There is another aspect to this political battle. The Constitution authorizes Congress to protect writings and discoveries for "limited times." In the 19th century, a "limited time" meant no more than 28 years after publication. For most of the 20th century, it meant up to 56 years. But since 1998, it has meant for the life of the author and for an additional 70 years. So, if a 25-year old author creates a work in 2008 and lives another 60 years, that work is protected by copyright until 2138, an extraordinary 130 years. By that measure, most of the works of Henry James and Mark Twain would still be copyrighted today. Many critics of the current copyright structure point to this lengthy protection as an unwarranted distortion of “limited time,” but the Supreme Court upheld the law in 2003. (As a rule of thumb, any work published before 1923 is probably now in the public domain; any work published since then probably is not, but there are exceptions to both those guidelines.)

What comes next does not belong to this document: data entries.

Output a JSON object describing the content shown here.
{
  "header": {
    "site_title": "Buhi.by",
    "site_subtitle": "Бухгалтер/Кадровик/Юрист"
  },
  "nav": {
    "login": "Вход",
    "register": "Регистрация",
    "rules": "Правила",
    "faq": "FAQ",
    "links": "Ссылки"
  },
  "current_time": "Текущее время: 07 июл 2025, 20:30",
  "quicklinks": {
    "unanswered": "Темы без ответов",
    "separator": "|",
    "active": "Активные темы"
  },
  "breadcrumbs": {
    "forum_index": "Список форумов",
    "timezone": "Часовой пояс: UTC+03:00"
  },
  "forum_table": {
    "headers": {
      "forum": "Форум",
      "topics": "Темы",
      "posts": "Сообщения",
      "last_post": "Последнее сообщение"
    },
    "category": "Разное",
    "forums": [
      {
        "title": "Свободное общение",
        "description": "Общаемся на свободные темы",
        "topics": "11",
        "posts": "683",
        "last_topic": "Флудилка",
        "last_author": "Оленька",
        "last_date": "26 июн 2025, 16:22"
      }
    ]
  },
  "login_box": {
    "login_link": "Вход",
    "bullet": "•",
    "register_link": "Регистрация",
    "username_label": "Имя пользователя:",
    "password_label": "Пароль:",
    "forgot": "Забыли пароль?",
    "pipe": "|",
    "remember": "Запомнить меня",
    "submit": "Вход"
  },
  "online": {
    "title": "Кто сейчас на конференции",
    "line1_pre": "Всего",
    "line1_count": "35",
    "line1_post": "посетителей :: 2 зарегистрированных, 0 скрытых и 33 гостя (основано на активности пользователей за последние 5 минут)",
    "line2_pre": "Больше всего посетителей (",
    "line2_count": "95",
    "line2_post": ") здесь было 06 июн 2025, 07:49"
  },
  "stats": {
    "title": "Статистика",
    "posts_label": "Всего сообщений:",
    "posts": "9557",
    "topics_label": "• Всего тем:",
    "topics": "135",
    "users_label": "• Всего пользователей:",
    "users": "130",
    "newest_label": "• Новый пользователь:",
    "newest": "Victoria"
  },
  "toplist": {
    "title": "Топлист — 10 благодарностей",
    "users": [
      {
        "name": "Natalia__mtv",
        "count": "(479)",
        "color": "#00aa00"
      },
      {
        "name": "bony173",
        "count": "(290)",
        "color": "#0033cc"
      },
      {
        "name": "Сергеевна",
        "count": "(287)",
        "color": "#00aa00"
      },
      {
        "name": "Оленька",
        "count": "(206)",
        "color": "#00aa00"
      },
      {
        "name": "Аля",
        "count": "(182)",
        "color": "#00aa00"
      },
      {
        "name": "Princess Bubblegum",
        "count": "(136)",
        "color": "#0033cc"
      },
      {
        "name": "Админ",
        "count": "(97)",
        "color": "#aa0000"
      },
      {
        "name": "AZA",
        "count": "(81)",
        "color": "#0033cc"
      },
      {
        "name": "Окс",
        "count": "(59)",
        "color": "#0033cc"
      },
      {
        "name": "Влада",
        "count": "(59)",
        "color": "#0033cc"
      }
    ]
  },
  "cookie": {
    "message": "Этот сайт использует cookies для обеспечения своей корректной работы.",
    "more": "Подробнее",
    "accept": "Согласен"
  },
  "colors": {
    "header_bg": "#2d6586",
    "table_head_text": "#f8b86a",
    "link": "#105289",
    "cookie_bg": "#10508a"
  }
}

Because a copyright is intangible property (hence, "intellectual property," a field that also includes patents, trademarks, trade secrets, and now URLs and domain names), it can be bought, sold, given away, bequeathed at death, and licensed to others. Indeed, licensing is an active field in copyright law. An author’s contract with a publisher is a license; while the author may retain the copyright, the publisher shares the revenue and edits, prints, and distributes the work. Works may also be sold outright, as newspapers often require freelancers to do. Ownership may also vest in the employer from the outset, if creating copyrighted works is part of one’s employment. For more information, visit the sections on Licensing Your Content and Getting Permission to Use the Work of Others to use someone else's work.
There are other aspects to copyright law that can be useful to know. For example, works of the US Government are never copyrighted and hence can be reproduced without payment or permission. Copyrighted works such as music, movies, and drama may be performed or displayed (but not copied) without permission in the course of face-to-face teaching and distance learning in schools and universities. A library user is generally entitled to make a single copy of a copyrighted work for private study and scholarship.
In the sections that follow, we lay out further specifics about the principles described above. This guide is not a full treatise on copyright law, but it does provide what we hope is a good understanding of what you need to know, both to make intelligent use of others’ creative works and to protect your own.
- What Copyright Covers - Describes copyrightable subject matter and the rights granted under copyright.
- Copyright Ownership - Explains different types of authorship, the registration and notice process, and how to license your work to others.
- Using the Work of Others - Describes the types of works not covered by copyright, the doctrine of Fair Use, linking to another's work, getting permission to use another's work, the issues that arise from circumventing copyright controls, and copyright infringement.
- Notice-and-Takedown - Outlines the steps involved in issuing and responding to a DMCA takedown notice related to copyrighted material and explains the immunity provision for user-submitted content under the DMCA.